World War 3: North Korea Situation Report
A North Korean soldier fled to South Korea through the Demilitarized Zone (DMZ), the inter-Korean land border, Thursday, followed by gunfire from both sides, the South’s military said.
The “low-ranking” soldier appeared in front of a guard post on the mid-western front at around 8:04 a.m. amid thick fog, according to the Joint Chiefs of Staff (JCS).
After the defection, the North’s border guards approached the military demarcation line (MDL) apparently in search of the defector, a JCS official told reporters.
In response, the South’s troops fired some 20 warning shots at around 9:30 a.m., he said.
Roughly 40 minutes later, there was the sound of several gunshots from the North, but no bullets were found to have crossed the border, he added.
In a separate announcement, the Unification Ministry said two North Korean people aboard a small wooden boat defected to the South on Wednesday.
“The Navy found it in waters about 100 kilometers north of Dokdo during a patrol mission,” a ministry official said at a press briefing. “A joint probe into the details of their identities is under way.”
The North Korean men expressed their intent to defect and agreed to abandon the aged and apparently damaged ship, added the official.
Last month, a North Korean soldier made a successful dash to the South via the truce village of Panmunjom after suffering multiple gunshot wounds fired by the communist nation’s border guards.
An official tally of the JCS shows that 15 North Korean people, including four soldiers, have fled directly to the South this year, versus one soldier and four civilians in 2016.

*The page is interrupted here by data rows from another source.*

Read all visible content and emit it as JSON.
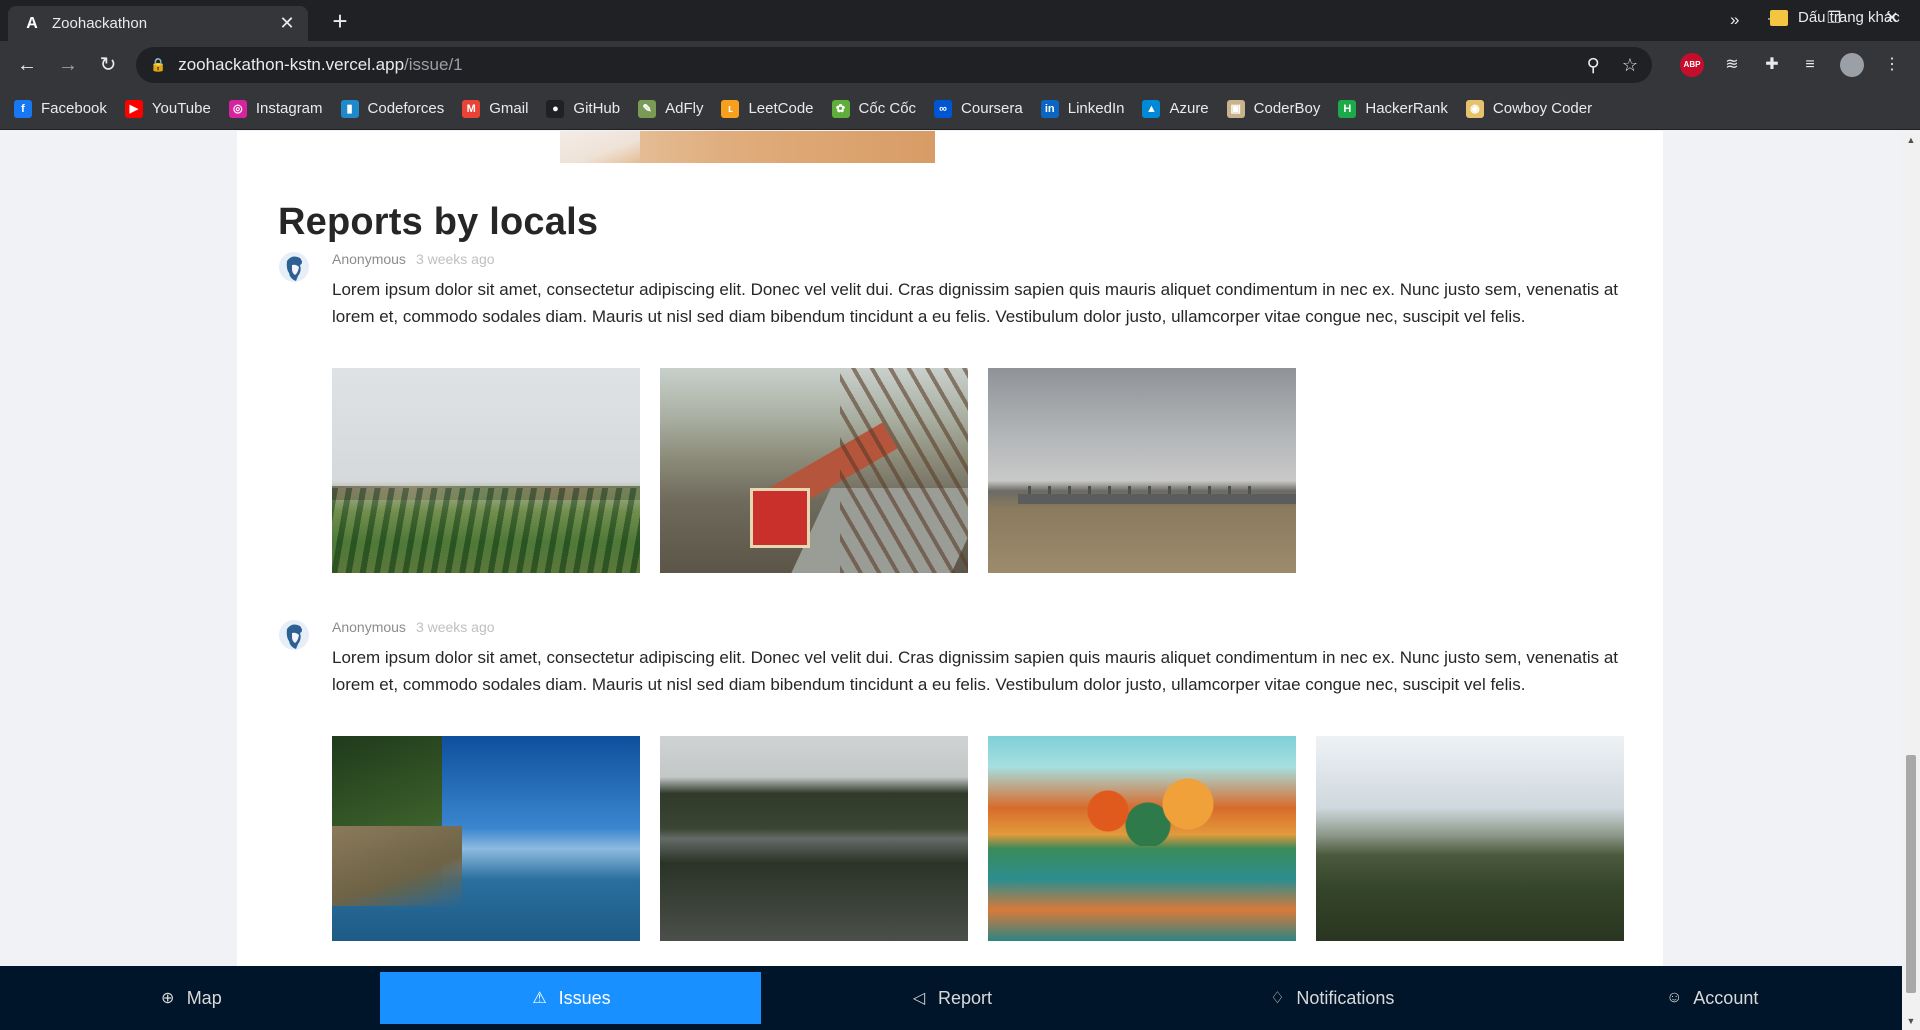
{
  "browser": {
    "tab_title": "Zoohackathon",
    "tab_favicon": "A",
    "url_host": "zoohackathon-kstn.vercel.app",
    "url_path": "/issue/1",
    "bookmarks": [
      {
        "label": "Facebook",
        "icon": "facebook-icon",
        "color": "#1877f2",
        "glyph": "f"
      },
      {
        "label": "YouTube",
        "icon": "youtube-icon",
        "color": "#ff0000",
        "glyph": "▶"
      },
      {
        "label": "Instagram",
        "icon": "instagram-icon",
        "color": "#d6249f",
        "glyph": "◎"
      },
      {
        "label": "Codeforces",
        "icon": "codeforces-icon",
        "color": "#1f8acb",
        "glyph": "▮"
      },
      {
        "label": "Gmail",
        "icon": "gmail-icon",
        "color": "#ea4335",
        "glyph": "M"
      },
      {
        "label": "GitHub",
        "icon": "github-icon",
        "color": "#202124",
        "glyph": "●"
      },
      {
        "label": "AdFly",
        "icon": "adfly-icon",
        "color": "#7a9a55",
        "glyph": "✎"
      },
      {
        "label": "LeetCode",
        "icon": "leetcode-icon",
        "color": "#f89f1b",
        "glyph": "ʟ"
      },
      {
        "label": "Cốc Cốc",
        "icon": "coccoc-icon",
        "color": "#5fae3c",
        "glyph": "✿"
      },
      {
        "label": "Coursera",
        "icon": "coursera-icon",
        "color": "#0056d2",
        "glyph": "∞"
      },
      {
        "label": "LinkedIn",
        "icon": "linkedin-icon",
        "color": "#0a66c2",
        "glyph": "in"
      },
      {
        "label": "Azure",
        "icon": "azure-icon",
        "color": "#0089d6",
        "glyph": "▲"
      },
      {
        "label": "CoderBoy",
        "icon": "coderboy-icon",
        "color": "#c9b38a",
        "glyph": "▣"
      },
      {
        "label": "HackerRank",
        "icon": "hackerrank-icon",
        "color": "#1ba94c",
        "glyph": "H"
      },
      {
        "label": "Cowboy Coder",
        "icon": "cowboy-coder-icon",
        "color": "#e5c26b",
        "glyph": "◉"
      }
    ],
    "bookmarks_more": "»",
    "other_bookmarks": "Dấu trang khác"
  },
  "page": {
    "section_title": "Reports by locals",
    "comments": [
      {
        "author": "Anonymous",
        "time": "3 weeks ago",
        "text": "Lorem ipsum dolor sit amet, consectetur adipiscing elit. Donec vel velit dui. Cras dignissim sapien quis mauris aliquet condimentum in nec ex. Nunc justo sem, venenatis at lorem et, commodo sodales diam. Mauris ut nisl sed diam bibendum tincidunt a eu felis. Vestibulum dolor justo, ullamcorper vitae congue nec, suscipit vel felis.",
        "photos": [
          "fields-photo",
          "bridge-train-photo",
          "industrial-plant-photo"
        ]
      },
      {
        "author": "Anonymous",
        "time": "3 weeks ago",
        "text": "Lorem ipsum dolor sit amet, consectetur adipiscing elit. Donec vel velit dui. Cras dignissim sapien quis mauris aliquet condimentum in nec ex. Nunc justo sem, venenatis at lorem et, commodo sodales diam. Mauris ut nisl sed diam bibendum tincidunt a eu felis. Vestibulum dolor justo, ullamcorper vitae congue nec, suscipit vel felis.",
        "photos": [
          "blue-lake-photo",
          "dark-lake-photo",
          "autumn-lake-photo",
          "hills-photo"
        ]
      }
    ]
  },
  "bottom_nav": {
    "items": [
      {
        "label": "Map",
        "icon": "globe-icon",
        "active": false
      },
      {
        "label": "Issues",
        "icon": "warning-icon",
        "active": true
      },
      {
        "label": "Report",
        "icon": "megaphone-icon",
        "active": false
      },
      {
        "label": "Notifications",
        "icon": "bell-icon",
        "active": false
      },
      {
        "label": "Account",
        "icon": "user-icon",
        "active": false
      }
    ]
  },
  "colors": {
    "nav_background": "#001529",
    "nav_active": "#1890ff",
    "page_background": "#f0f2f5"
  }
}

North Korea on Wednesday rejected U.S. allegations that it is developing biological weapons, saying that the claim is part of Washington’s scheme to stifle the regime.
The Trump government’s first National Security Strategy released Monday said that the North is pursuing chemical and biological weapons that could also be delivered by missile.
“The DPRK, as a state party to the Biological Weapons Convention (BWC), maintains its consistent stand to oppose development, manufacture, stockpiling and possession of biological weapons,” the North’s Institute for American Studies, affiliated with the foreign ministry, was quoted as saying by the Korean Central News Agency (KCNA).
The DPRK is the abbreviation for North Korea’s official name, the Democratic People’s Republic of Korea. The North became a BWC signatory in 1987.
The institute said that the “groundless” claim by U.S. experts and media is nothing but the country’s move to isolate Pyongyang and justify its sanctions and pressure on the regime.
“The more the U.S. clings to the anti-DPRK stifling move…,the more hardened the determination of our entire military personnel and people to take revenge will be…,” the report said.
Pyongyang is estimated to have 13 types of pathogens such as anthrax and clostridium botulinum that can be used as biological weapons, according to a 2016 report by the Korea Institute for Defense Analyses.